The Paris attack is a classic example, and I am sure an overly used example to how social media can assist disaster response worldwide.
On Friday, November 13th , a concert hall, stadium, and restaurant in Paris were attacked by suicide bombers and gunmen; the attack left 130 people dead, and many wounded. Instantaneously, millions of people around the world took to Twitter, Instagram, and Facebook to send their condolences, angered thoughts, and prayers to the victims of the Paris terrorist attack. I was currently in New Zealand at the time and within minutes of the attack happening, social media sights had already circulated the news. The news saw people change their profile pictures to the colours of the French flag to show support for the country in despair, share posts from victims that were near or caught in the attack, and circulate the news updates that were being covered by news stations across the world to millions of followers.
( An example of people’s support on social media #prayforparis)
The convenience and efficiency that social media provided within minutes of the attack was overwhelming; the circulation of news saw people take to their phones to spread awareness to friends and family, warning them of the danger and destruction that had occurred. These messages went viral and reached millions of people, which meant that this audience encouraged action within their countries and governments to send help and support to the terror struck country.

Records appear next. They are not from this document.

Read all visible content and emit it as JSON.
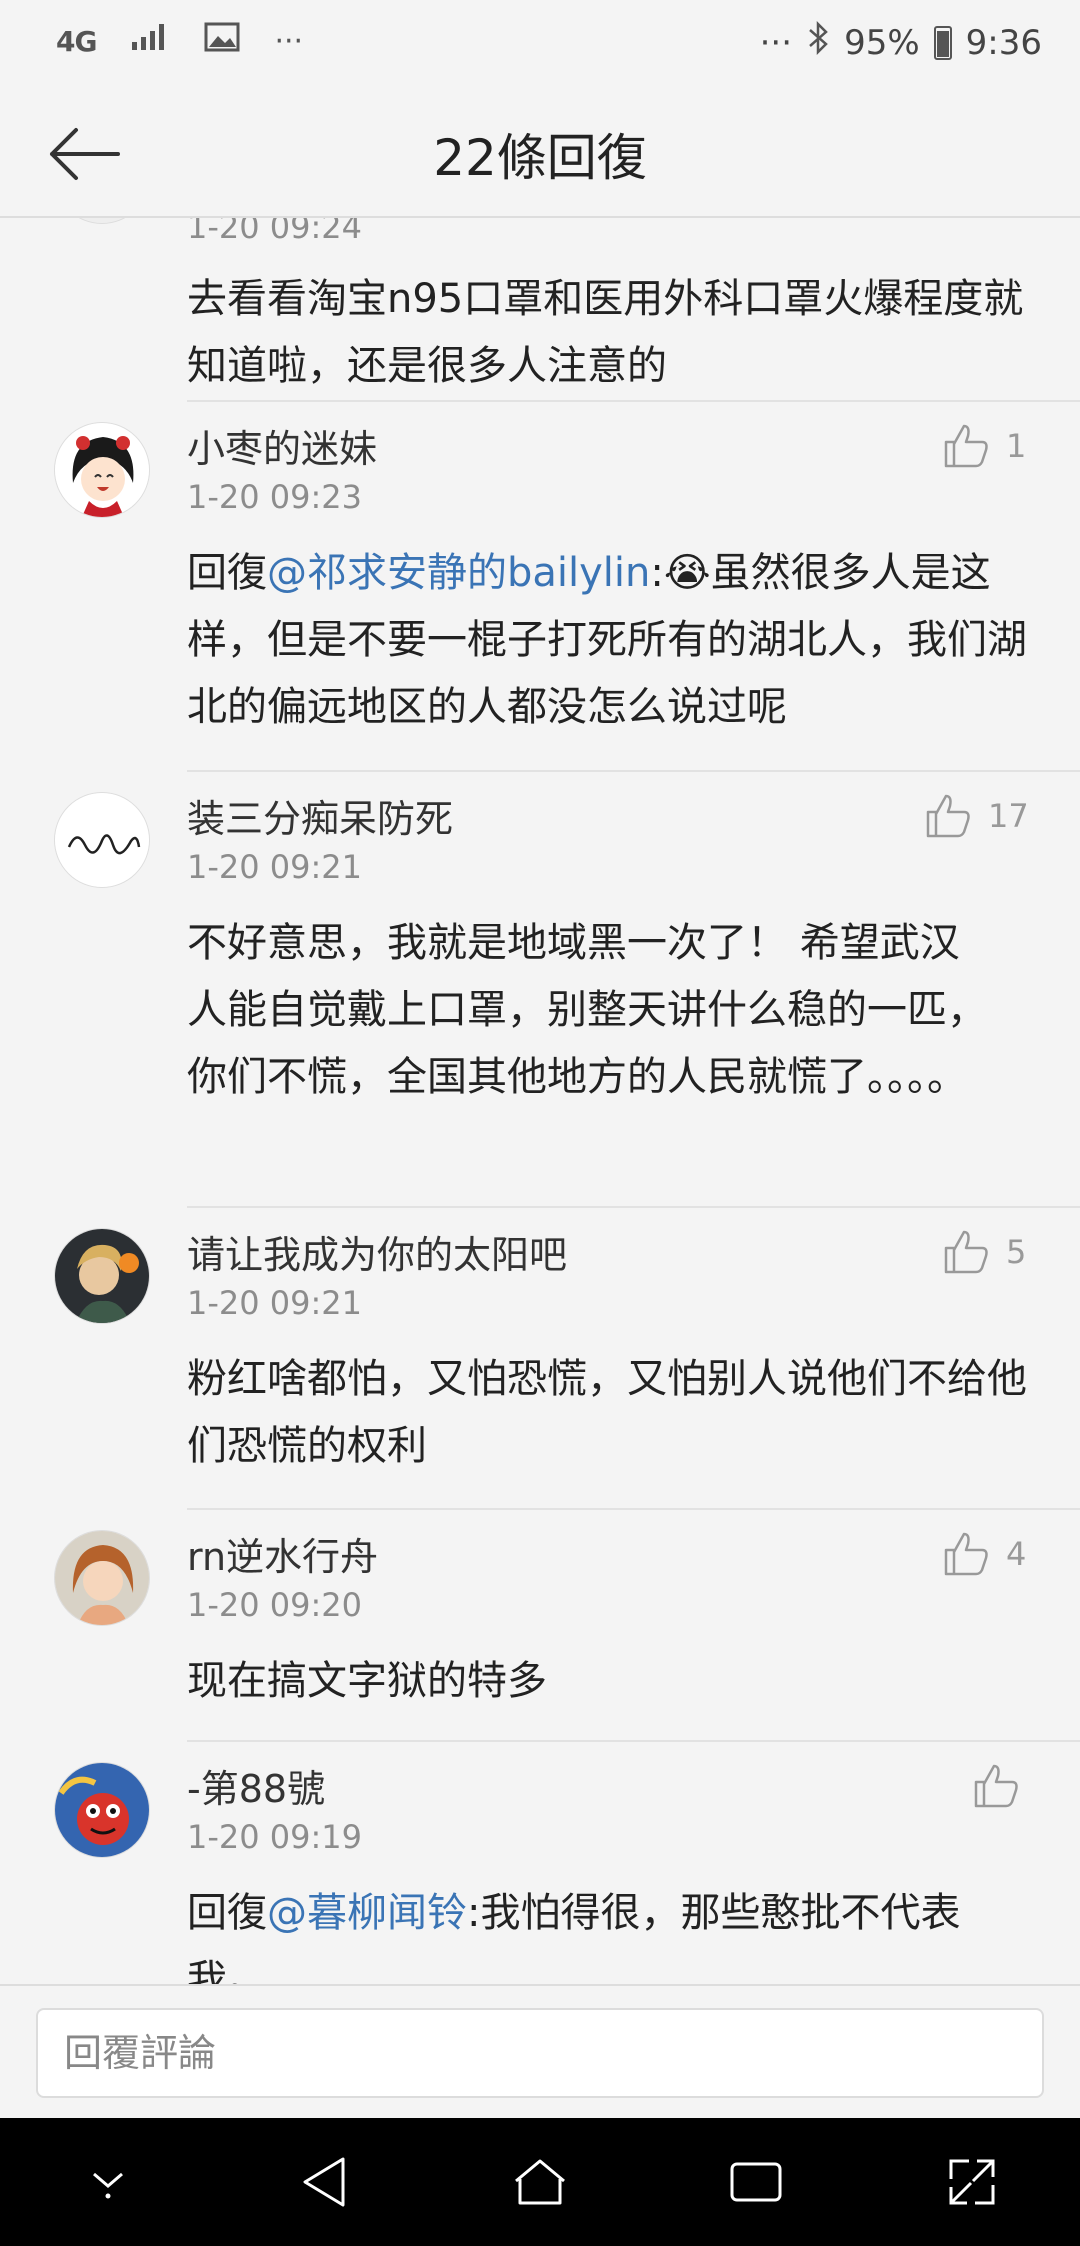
{
  "status_bar": {
    "network": "4G",
    "battery": "95%",
    "time": "9:36",
    "more_left": "···",
    "more_right": "···"
  },
  "app_bar": {
    "title": "22條回復"
  },
  "comments": [
    {
      "time": "1-20 09:24",
      "body": "去看看淘宝n95口罩和医用外科口罩火爆程度就知道啦，还是很多人注意的"
    },
    {
      "name": "小枣的迷妹",
      "time": "1-20 09:23",
      "likes": "1",
      "reply_prefix": "回復",
      "mention": "@祁求安静的bailylin",
      "body": ":😭虽然很多人是这样，但是不要一棍子打死所有的湖北人，我们湖北的偏远地区的人都没怎么说过呢"
    },
    {
      "name": "装三分痴呆防死",
      "time": "1-20 09:21",
      "likes": "17",
      "body": "不好意思，我就是地域黑一次了！ 希望武汉人能自觉戴上口罩，别整天讲什么稳的一匹，你们不慌，全国其他地方的人民就慌了。。。。"
    },
    {
      "name": "请让我成为你的太阳吧",
      "time": "1-20 09:21",
      "likes": "5",
      "body": "粉红啥都怕，又怕恐慌，又怕别人说他们不给他们恐慌的权利"
    },
    {
      "name": "rn逆水行舟",
      "time": "1-20 09:20",
      "likes": "4",
      "body": "现在搞文字狱的特多"
    },
    {
      "name": "-第88號",
      "time": "1-20 09:19",
      "likes": "",
      "reply_prefix": "回復",
      "mention": "@暮柳闻铃",
      "body": ":我怕得很，那些憨批不代表我。"
    }
  ],
  "reply_bar": {
    "placeholder": "回覆評論"
  },
  "colors": {
    "mention": "#3a74b5",
    "background": "#f4f4f4"
  }
}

A hazard to the effects of broadcasting disaster relief on social media is that if anyone is caught up in the attack or action, they sometimes endanger their own lives to get a Tweet, a good Snapchat story, or Instagram picture. People in today’s society I feel are so encapsulated in promoting posts that will receive mass amounts of attention that they risk their life in order to do so. For example, @Pierre75010 took to Twitter to inform users that there was a gunman walking towards the restaurant he was sat at, and instead of running instinctively from the attacker he took an image, warning his fellow friends.
***Updates are great…. Until you are the one injured, hurt or killed, and being updated about. I think overall social media acts as a great 911 to the rest of the world in encouraging support, and disaster relief quickly. It alerts a large demographic in minimal time, and creates an ongoing support system, which benefits the targeted country.